▸ **What is being asked**
Although the entries contain pictures, your copy should hold only their exact text.

▸ **Input**

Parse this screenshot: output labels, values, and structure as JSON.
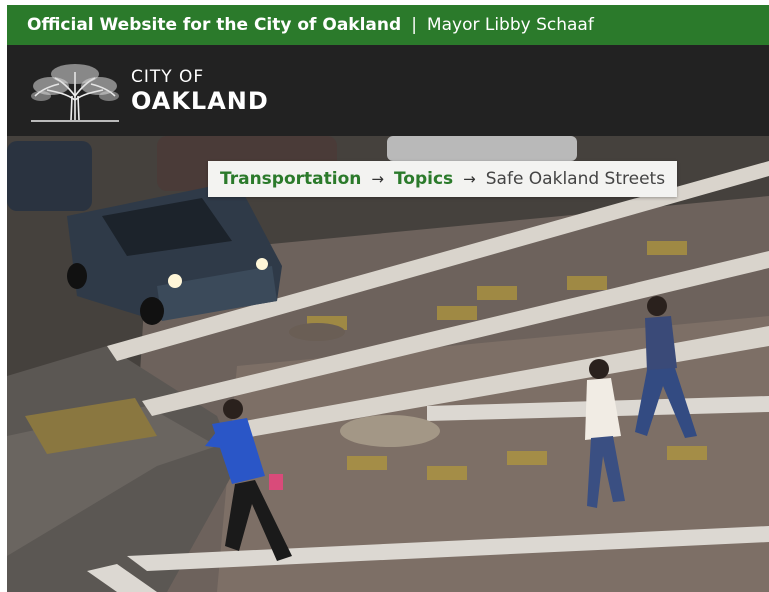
{
  "topbar": {
    "official": "Official Website for the City of Oakland",
    "separator": "|",
    "mayor": "Mayor Libby Schaaf",
    "color": "#2b7a2b"
  },
  "header": {
    "logo_line1": "CITY OF",
    "logo_line2": "OAKLAND",
    "logo_icon": "oak-tree-icon",
    "background": "#222222"
  },
  "breadcrumb": {
    "items": [
      {
        "label": "Transportation"
      },
      {
        "label": "Topics"
      }
    ],
    "arrow": "→",
    "current": "Safe Oakland Streets"
  },
  "hero": {
    "image": "crosswalk-street-scene"
  }
}
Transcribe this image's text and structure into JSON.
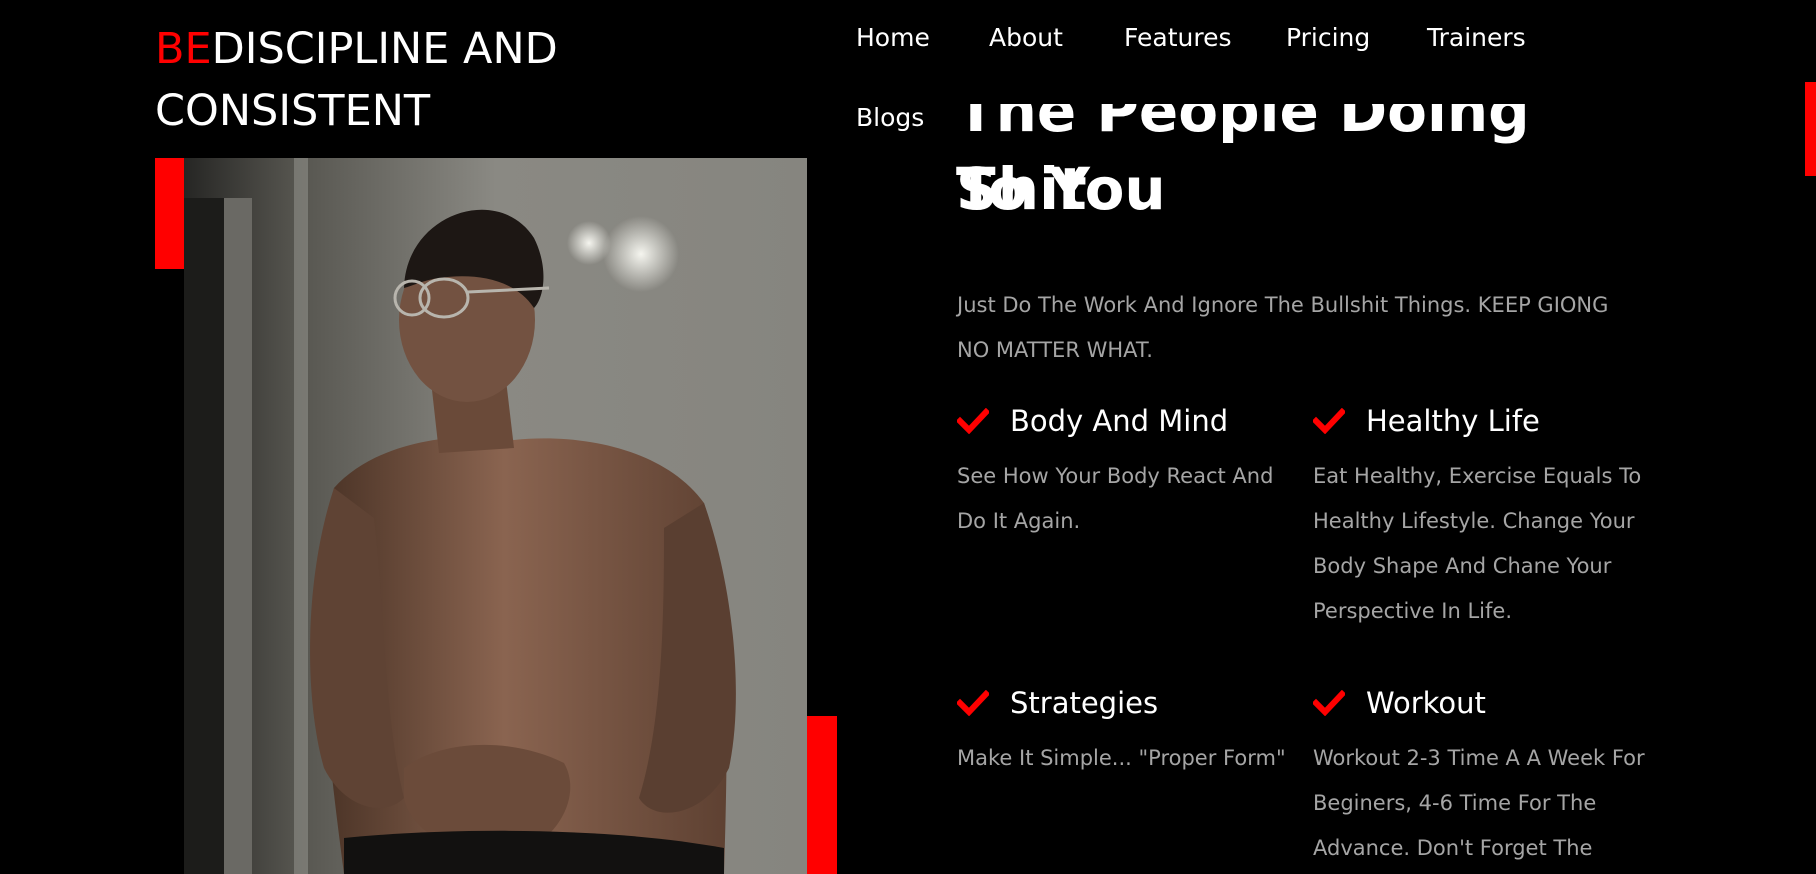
{
  "brand": {
    "accent_text": "BE",
    "text_line1": "DISCIPLINE AND",
    "text_line2": "CONSISTENT",
    "accent_color": "#ff0000"
  },
  "nav": {
    "items": [
      {
        "label": "Home"
      },
      {
        "label": "About"
      },
      {
        "label": "Features"
      },
      {
        "label": "Pricing"
      },
      {
        "label": "Trainers"
      },
      {
        "label": "Blogs"
      }
    ]
  },
  "hero": {
    "photo_description": "person-photo",
    "heading_line1": "The People Doing Shit",
    "heading_line2": "To You",
    "intro": "Just Do The Work And Ignore The Bullshit Things. KEEP GIONG NO MATTER WHAT."
  },
  "features": [
    {
      "icon": "check-icon",
      "title": "Body And Mind",
      "desc": "See How Your Body React And Do It Again."
    },
    {
      "icon": "check-icon",
      "title": "Healthy Life",
      "desc": "Eat Healthy, Exercise Equals To Healthy Lifestyle. Change Your Body Shape And Chane Your Perspective In Life."
    },
    {
      "icon": "check-icon",
      "title": "Strategies",
      "desc": "Make It Simple... \"Proper Form\""
    },
    {
      "icon": "check-icon",
      "title": "Workout",
      "desc": "Workout 2-3 Time A A Week For Beginers, 4-6 Time For The Advance. Don't Forget The"
    }
  ],
  "colors": {
    "background": "#000000",
    "accent": "#ff0000",
    "muted_text": "#a5a5a5"
  }
}
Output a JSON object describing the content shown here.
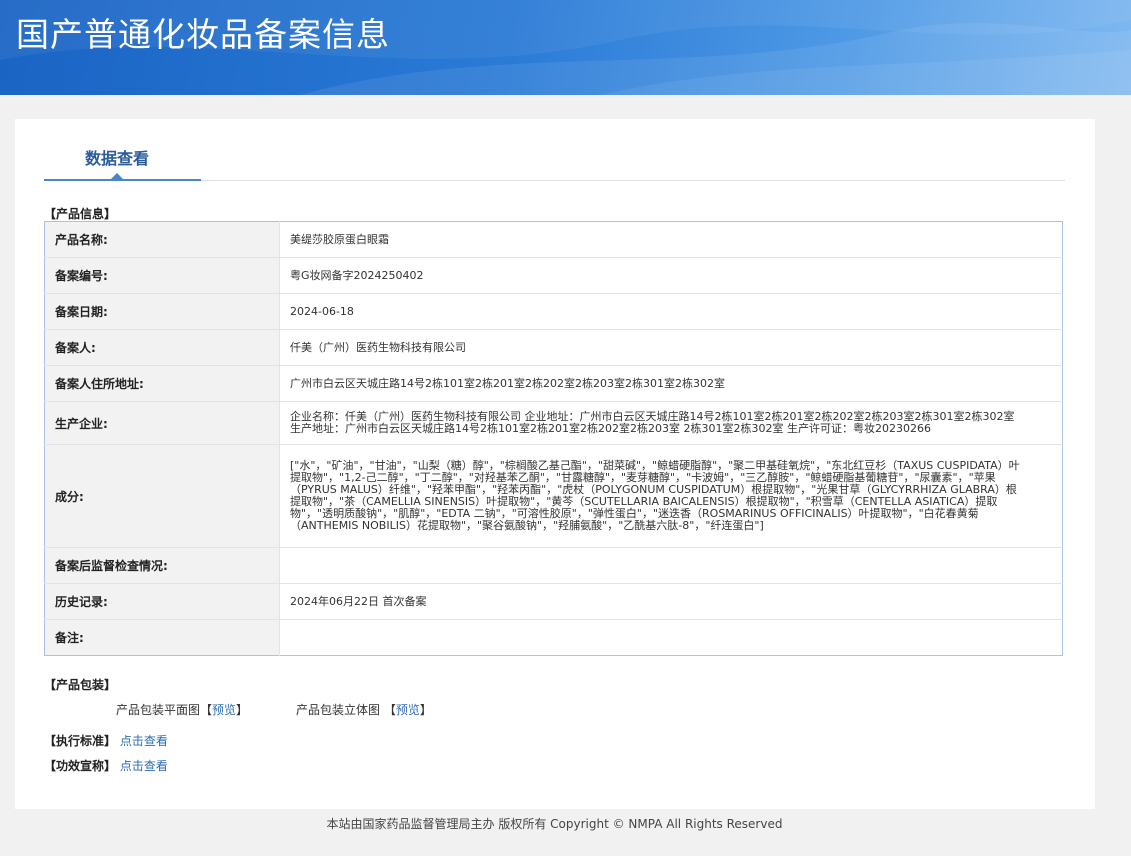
{
  "header": {
    "title": "国产普通化妆品备案信息"
  },
  "tabs": [
    {
      "label": "数据查看"
    }
  ],
  "product_info": {
    "section_title": "【产品信息】",
    "rows": [
      {
        "label": "产品名称:",
        "value": "美缇莎胶原蛋白眼霜"
      },
      {
        "label": "备案编号:",
        "value": "粤G妆网备字2024250402"
      },
      {
        "label": "备案日期:",
        "value": "2024-06-18"
      },
      {
        "label": "备案人:",
        "value": "仟美（广州）医药生物科技有限公司"
      },
      {
        "label": "备案人住所地址:",
        "value": "广州市白云区天城庄路14号2栋101室2栋201室2栋202室2栋203室2栋301室2栋302室"
      },
      {
        "label": "生产企业:",
        "value": "企业名称：仟美（广州）医药生物科技有限公司 企业地址：广州市白云区天城庄路14号2栋101室2栋201室2栋202室2栋203室2栋301室2栋302室 生产地址：广州市白云区天城庄路14号2栋101室2栋201室2栋202室2栋203室 2栋301室2栋302室 生产许可证：粤妆20230266"
      },
      {
        "label": "成分:",
        "value": "[\"水\"，\"矿油\"，\"甘油\"，\"山梨（糖）醇\"，\"棕榈酸乙基己酯\"，\"甜菜碱\"，\"鲸蜡硬脂醇\"，\"聚二甲基硅氧烷\"，\"东北红豆杉（TAXUS CUSPIDATA）叶提取物\"，\"1,2-己二醇\"，\"丁二醇\"，\"对羟基苯乙酮\"，\"甘露糖醇\"，\"麦芽糖醇\"，\"卡波姆\"，\"三乙醇胺\"，\"鲸蜡硬脂基葡糖苷\"，\"尿囊素\"，\"苹果（PYRUS MALUS）纤维\"，\"羟苯甲酯\"，\"羟苯丙酯\"，\"虎杖（POLYGONUM CUSPIDATUM）根提取物\"，\"光果甘草（GLYCYRRHIZA GLABRA）根提取物\"，\"茶（CAMELLIA SINENSIS）叶提取物\"，\"黄芩（SCUTELLARIA BAICALENSIS）根提取物\"，\"积雪草（CENTELLA ASIATICA）提取物\"，\"透明质酸钠\"，\"肌醇\"，\"EDTA 二钠\"，\"可溶性胶原\"，\"弹性蛋白\"，\"迷迭香（ROSMARINUS OFFICINALIS）叶提取物\"，\"白花春黄菊（ANTHEMIS NOBILIS）花提取物\"，\"聚谷氨酸钠\"，\"羟脯氨酸\"，\"乙酰基六肽-8\"，\"纤连蛋白\"]"
      },
      {
        "label": "备案后监督检查情况:",
        "value": ""
      },
      {
        "label": "历史记录:",
        "value": "2024年06月22日 首次备案"
      },
      {
        "label": "备注:",
        "value": ""
      }
    ]
  },
  "packaging": {
    "section_title": "【产品包装】",
    "flat_label": "产品包装平面图",
    "solid_label": "产品包装立体图",
    "open_bracket": "【",
    "close_bracket": "】",
    "preview_link": "预览"
  },
  "standard": {
    "section_title": "【执行标准】",
    "link": "点击查看"
  },
  "efficacy": {
    "section_title": "【功效宣称】",
    "link": "点击查看"
  },
  "footer": {
    "text": "本站由国家药品监督管理局主办 版权所有 Copyright © NMPA All Rights Reserved"
  },
  "colors": {
    "header_blue": "#2a7ad6",
    "link_blue": "#2e6db3",
    "tab_blue": "#2b5d9b"
  }
}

▸ **Solved exercise**
Parse this screenshot: output labels, values, and structure as JSON.
{
  "topbar": {
    "official": "Official Website for the City of Oakland",
    "separator": "|",
    "mayor": "Mayor Libby Schaaf",
    "color": "#2b7a2b"
  },
  "header": {
    "logo_line1": "CITY OF",
    "logo_line2": "OAKLAND",
    "logo_icon": "oak-tree-icon",
    "background": "#222222"
  },
  "breadcrumb": {
    "items": [
      {
        "label": "Transportation"
      },
      {
        "label": "Topics"
      }
    ],
    "arrow": "→",
    "current": "Safe Oakland Streets"
  },
  "hero": {
    "image": "crosswalk-street-scene"
  }
}
Transcribe this image's text and structure into JSON.
{
  "brand": {
    "accent_text": "BE",
    "text_line1": "DISCIPLINE AND",
    "text_line2": "CONSISTENT",
    "accent_color": "#ff0000"
  },
  "nav": {
    "items": [
      {
        "label": "Home"
      },
      {
        "label": "About"
      },
      {
        "label": "Features"
      },
      {
        "label": "Pricing"
      },
      {
        "label": "Trainers"
      },
      {
        "label": "Blogs"
      }
    ]
  },
  "hero": {
    "photo_description": "person-photo",
    "heading_line1": "The People Doing Shit",
    "heading_line2": "To You",
    "intro": "Just Do The Work And Ignore The Bullshit Things. KEEP GIONG NO MATTER WHAT."
  },
  "features": [
    {
      "icon": "check-icon",
      "title": "Body And Mind",
      "desc": "See How Your Body React And Do It Again."
    },
    {
      "icon": "check-icon",
      "title": "Healthy Life",
      "desc": "Eat Healthy, Exercise Equals To Healthy Lifestyle. Change Your Body Shape And Chane Your Perspective In Life."
    },
    {
      "icon": "check-icon",
      "title": "Strategies",
      "desc": "Make It Simple... \"Proper Form\""
    },
    {
      "icon": "check-icon",
      "title": "Workout",
      "desc": "Workout 2-3 Time A A Week For Beginers, 4-6 Time For The Advance. Don't Forget The"
    }
  ],
  "colors": {
    "background": "#000000",
    "accent": "#ff0000",
    "muted_text": "#a5a5a5"
  }
}
Output a JSON object describing the content shown here.
{
  "header": {
    "title": "国产普通化妆品备案信息"
  },
  "tabs": [
    {
      "label": "数据查看"
    }
  ],
  "product_info": {
    "section_title": "【产品信息】",
    "rows": [
      {
        "label": "产品名称:",
        "value": "美缇莎胶原蛋白眼霜"
      },
      {
        "label": "备案编号:",
        "value": "粤G妆网备字2024250402"
      },
      {
        "label": "备案日期:",
        "value": "2024-06-18"
      },
      {
        "label": "备案人:",
        "value": "仟美（广州）医药生物科技有限公司"
      },
      {
        "label": "备案人住所地址:",
        "value": "广州市白云区天城庄路14号2栋101室2栋201室2栋202室2栋203室2栋301室2栋302室"
      },
      {
        "label": "生产企业:",
        "value": "企业名称：仟美（广州）医药生物科技有限公司 企业地址：广州市白云区天城庄路14号2栋101室2栋201室2栋202室2栋203室2栋301室2栋302室 生产地址：广州市白云区天城庄路14号2栋101室2栋201室2栋202室2栋203室 2栋301室2栋302室 生产许可证：粤妆20230266"
      },
      {
        "label": "成分:",
        "value": "[\"水\"，\"矿油\"，\"甘油\"，\"山梨（糖）醇\"，\"棕榈酸乙基己酯\"，\"甜菜碱\"，\"鲸蜡硬脂醇\"，\"聚二甲基硅氧烷\"，\"东北红豆杉（TAXUS CUSPIDATA）叶提取物\"，\"1,2-己二醇\"，\"丁二醇\"，\"对羟基苯乙酮\"，\"甘露糖醇\"，\"麦芽糖醇\"，\"卡波姆\"，\"三乙醇胺\"，\"鲸蜡硬脂基葡糖苷\"，\"尿囊素\"，\"苹果（PYRUS MALUS）纤维\"，\"羟苯甲酯\"，\"羟苯丙酯\"，\"虎杖（POLYGONUM CUSPIDATUM）根提取物\"，\"光果甘草（GLYCYRRHIZA GLABRA）根提取物\"，\"茶（CAMELLIA SINENSIS）叶提取物\"，\"黄芩（SCUTELLARIA BAICALENSIS）根提取物\"，\"积雪草（CENTELLA ASIATICA）提取物\"，\"透明质酸钠\"，\"肌醇\"，\"EDTA 二钠\"，\"可溶性胶原\"，\"弹性蛋白\"，\"迷迭香（ROSMARINUS OFFICINALIS）叶提取物\"，\"白花春黄菊（ANTHEMIS NOBILIS）花提取物\"，\"聚谷氨酸钠\"，\"羟脯氨酸\"，\"乙酰基六肽-8\"，\"纤连蛋白\"]"
      },
      {
        "label": "备案后监督检查情况:",
        "value": ""
      },
      {
        "label": "历史记录:",
        "value": "2024年06月22日 首次备案"
      },
      {
        "label": "备注:",
        "value": ""
      }
    ]
  },
  "packaging": {
    "section_title": "【产品包装】",
    "flat_label": "产品包装平面图",
    "solid_label": "产品包装立体图",
    "open_bracket": "【",
    "close_bracket": "】",
    "preview_link": "预览"
  },
  "standard": {
    "section_title": "【执行标准】",
    "link": "点击查看"
  },
  "efficacy": {
    "section_title": "【功效宣称】",
    "link": "点击查看"
  },
  "footer": {
    "text": "本站由国家药品监督管理局主办 版权所有 Copyright © NMPA All Rights Reserved"
  },
  "colors": {
    "header_blue": "#2a7ad6",
    "link_blue": "#2e6db3",
    "tab_blue": "#2b5d9b"
  }
}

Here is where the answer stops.